    1.  There are four prongs to the Section 110(a)(2)(D)(i) “good neighbor” provision: (1) Prohibit any source or other type of emissions activity in one state from contributing significantly to nonattainment of the NAAQS in another state; (2) prohibit any source or other type of emissions activity in one state from interfering with maintenance of the NAAQS in another state; (3) prohibit any source or other type of emissions activity in one state from interfering with measures required to prevent significant deterioration (PSD) of air quality in another state; and (4) protect visibility in another state.

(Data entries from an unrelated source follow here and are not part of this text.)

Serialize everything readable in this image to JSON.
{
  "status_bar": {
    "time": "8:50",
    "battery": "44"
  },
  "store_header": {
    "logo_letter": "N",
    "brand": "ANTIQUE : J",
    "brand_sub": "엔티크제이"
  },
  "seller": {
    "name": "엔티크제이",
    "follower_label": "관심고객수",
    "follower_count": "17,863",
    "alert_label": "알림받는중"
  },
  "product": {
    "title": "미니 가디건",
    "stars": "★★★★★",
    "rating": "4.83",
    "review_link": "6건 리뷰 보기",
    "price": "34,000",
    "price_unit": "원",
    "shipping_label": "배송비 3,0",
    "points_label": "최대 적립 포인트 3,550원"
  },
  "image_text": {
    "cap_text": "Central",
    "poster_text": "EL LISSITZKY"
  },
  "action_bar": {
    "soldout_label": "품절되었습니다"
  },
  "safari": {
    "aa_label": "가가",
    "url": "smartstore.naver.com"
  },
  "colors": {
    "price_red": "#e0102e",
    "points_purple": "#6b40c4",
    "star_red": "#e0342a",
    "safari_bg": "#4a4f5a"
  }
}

    Back to Citation

    [FR Doc. 2019-13033 Filed 6-19-19; 8:45 am]

    BILLING CODE 6560-50-P

Document Information

Effective Date:
7/22/2019
Published:
06/20/2019
Department:
Environmental Protection Agency
EntryType:
Rule
Action:
Final rule.
Document Number:
2019-13033
Dates:
This final rule is effective on July 22, 2019.
Pages:
28745-28747 (3 pages)
Docket Numbers:
EPA-R05-OAR-2017-0583, FRL-9995-30-Region 5
SectionNoes:
52.720
Topics:
Air pollution control, Environmental protection, Intergovernmental relations, Particulate matter, Reporting and recordkeeping requirements
PDF File:
2019-13033.pdf
CFR: (1)
40 CFR 52.720